GEN. TONY THOMAS: There were points in time when we were particularly close to him. Unfortunately there were some leaks about what we were up to about that time. When we went out after Abu Sayyaf -- the oil minister who was very close to him, one of his personal confidants -- he didn't live, but his wife did, and she gave us a treasure trove of information about where she had just been with Baghdadi in Raqqa days, if not -- within days prior, and so that was a very good lead. Unfortunately it was leaked in a prominent national newspaper about a week later and that lead went dead. So, that's the challenge we have in terms of where and how our tactics and procedures are discussed openly. There's a great need to inform the American public about what we're up to. There's also a great need to recognize things that will absolutely undercut our ability to do our job.
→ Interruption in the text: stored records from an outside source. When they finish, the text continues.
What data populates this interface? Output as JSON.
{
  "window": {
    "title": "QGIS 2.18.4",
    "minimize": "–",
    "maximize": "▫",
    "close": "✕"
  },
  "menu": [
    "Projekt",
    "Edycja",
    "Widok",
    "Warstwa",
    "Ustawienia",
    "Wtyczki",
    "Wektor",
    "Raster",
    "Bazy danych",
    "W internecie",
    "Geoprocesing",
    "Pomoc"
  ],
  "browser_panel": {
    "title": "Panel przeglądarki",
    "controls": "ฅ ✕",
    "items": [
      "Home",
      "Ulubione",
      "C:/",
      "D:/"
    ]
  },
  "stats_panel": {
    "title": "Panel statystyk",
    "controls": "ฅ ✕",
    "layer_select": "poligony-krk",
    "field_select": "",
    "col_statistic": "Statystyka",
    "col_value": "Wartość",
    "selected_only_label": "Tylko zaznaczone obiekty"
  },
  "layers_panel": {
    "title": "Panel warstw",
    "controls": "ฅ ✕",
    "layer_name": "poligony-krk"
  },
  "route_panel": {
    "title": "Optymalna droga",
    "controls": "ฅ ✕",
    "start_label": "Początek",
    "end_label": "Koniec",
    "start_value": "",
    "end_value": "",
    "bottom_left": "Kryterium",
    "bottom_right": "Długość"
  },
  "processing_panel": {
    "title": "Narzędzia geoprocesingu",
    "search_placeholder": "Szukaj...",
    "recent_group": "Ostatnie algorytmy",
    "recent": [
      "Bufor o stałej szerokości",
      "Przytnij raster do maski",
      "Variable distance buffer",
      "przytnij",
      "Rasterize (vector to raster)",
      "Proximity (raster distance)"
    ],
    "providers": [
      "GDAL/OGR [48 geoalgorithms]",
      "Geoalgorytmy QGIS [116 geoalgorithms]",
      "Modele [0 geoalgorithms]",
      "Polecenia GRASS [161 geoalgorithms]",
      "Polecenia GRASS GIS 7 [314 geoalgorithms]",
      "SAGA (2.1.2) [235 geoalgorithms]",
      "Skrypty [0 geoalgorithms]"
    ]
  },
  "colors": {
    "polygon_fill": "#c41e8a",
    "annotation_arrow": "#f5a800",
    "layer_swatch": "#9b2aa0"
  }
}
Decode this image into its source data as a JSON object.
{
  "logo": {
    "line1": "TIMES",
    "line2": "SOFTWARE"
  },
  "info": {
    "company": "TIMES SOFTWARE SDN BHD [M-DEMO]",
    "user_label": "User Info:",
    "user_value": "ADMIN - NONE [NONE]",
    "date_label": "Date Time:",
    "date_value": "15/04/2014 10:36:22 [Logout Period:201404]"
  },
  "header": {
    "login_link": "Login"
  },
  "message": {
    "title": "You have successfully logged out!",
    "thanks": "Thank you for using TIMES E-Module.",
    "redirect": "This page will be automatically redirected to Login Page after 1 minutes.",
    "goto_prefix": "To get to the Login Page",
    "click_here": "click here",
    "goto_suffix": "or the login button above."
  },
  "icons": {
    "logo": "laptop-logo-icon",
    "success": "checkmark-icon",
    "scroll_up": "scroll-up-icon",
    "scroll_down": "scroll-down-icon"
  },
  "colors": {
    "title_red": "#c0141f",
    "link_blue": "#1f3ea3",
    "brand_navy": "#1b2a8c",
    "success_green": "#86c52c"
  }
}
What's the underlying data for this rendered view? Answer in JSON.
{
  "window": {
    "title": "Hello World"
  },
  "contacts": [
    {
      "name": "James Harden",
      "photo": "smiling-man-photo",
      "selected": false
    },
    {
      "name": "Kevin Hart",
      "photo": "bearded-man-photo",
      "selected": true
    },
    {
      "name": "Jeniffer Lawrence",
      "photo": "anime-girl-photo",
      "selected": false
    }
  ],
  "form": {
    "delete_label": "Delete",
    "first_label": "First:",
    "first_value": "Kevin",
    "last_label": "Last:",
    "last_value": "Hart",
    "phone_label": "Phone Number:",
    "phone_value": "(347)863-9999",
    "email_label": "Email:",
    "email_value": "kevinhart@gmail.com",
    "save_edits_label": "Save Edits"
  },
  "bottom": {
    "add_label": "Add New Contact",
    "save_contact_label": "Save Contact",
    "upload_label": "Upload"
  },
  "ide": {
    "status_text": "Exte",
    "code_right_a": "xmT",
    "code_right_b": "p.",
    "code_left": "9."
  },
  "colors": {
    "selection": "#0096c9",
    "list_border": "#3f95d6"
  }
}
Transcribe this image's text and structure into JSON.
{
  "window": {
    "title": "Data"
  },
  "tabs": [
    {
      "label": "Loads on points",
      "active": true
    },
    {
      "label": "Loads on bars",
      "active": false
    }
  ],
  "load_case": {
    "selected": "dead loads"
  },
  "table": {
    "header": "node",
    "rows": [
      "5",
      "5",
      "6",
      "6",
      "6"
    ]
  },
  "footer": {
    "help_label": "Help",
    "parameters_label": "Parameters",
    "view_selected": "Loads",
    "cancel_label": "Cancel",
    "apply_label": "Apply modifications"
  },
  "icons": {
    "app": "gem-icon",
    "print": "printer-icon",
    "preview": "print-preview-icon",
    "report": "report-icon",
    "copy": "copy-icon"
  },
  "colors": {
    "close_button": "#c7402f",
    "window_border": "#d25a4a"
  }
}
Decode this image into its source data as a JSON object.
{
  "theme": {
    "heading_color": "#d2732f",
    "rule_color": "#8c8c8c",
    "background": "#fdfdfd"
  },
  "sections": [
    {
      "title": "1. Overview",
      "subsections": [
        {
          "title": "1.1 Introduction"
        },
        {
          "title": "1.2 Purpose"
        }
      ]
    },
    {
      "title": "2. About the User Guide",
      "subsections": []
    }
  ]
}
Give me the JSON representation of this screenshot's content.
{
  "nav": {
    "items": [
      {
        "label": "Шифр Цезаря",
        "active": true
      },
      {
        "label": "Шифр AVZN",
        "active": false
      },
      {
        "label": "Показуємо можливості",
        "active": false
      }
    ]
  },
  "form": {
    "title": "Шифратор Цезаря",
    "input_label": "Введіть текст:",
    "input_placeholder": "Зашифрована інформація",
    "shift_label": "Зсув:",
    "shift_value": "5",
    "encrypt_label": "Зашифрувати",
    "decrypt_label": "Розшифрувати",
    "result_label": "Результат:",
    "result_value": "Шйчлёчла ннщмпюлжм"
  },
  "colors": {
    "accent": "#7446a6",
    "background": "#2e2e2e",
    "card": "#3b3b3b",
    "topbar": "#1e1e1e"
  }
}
DOOCY: Well on Sunday The New York Times sent Fox News a lengthy statement saying the Times described its 2015 reporting to the Pentagon before publication and they had no objections and no senior American officials have ever complained publicly until now. You want to read the entire statement, it is posted on FoxNews.com.
UPDATE: Following Doocy’s segment, the Times released a statement criticizing Fox & Friends for not issuing an apology and for "sheer hypocrisy." The Times noted that Fox News "covered the same raid three weeks" before the Times report and added that “according to the curious logic of [Doocy], Fox News itself was unpatriotic.”
Fox News replied to the New York Times' statement by attacking the paper for "hyperventilating to the media."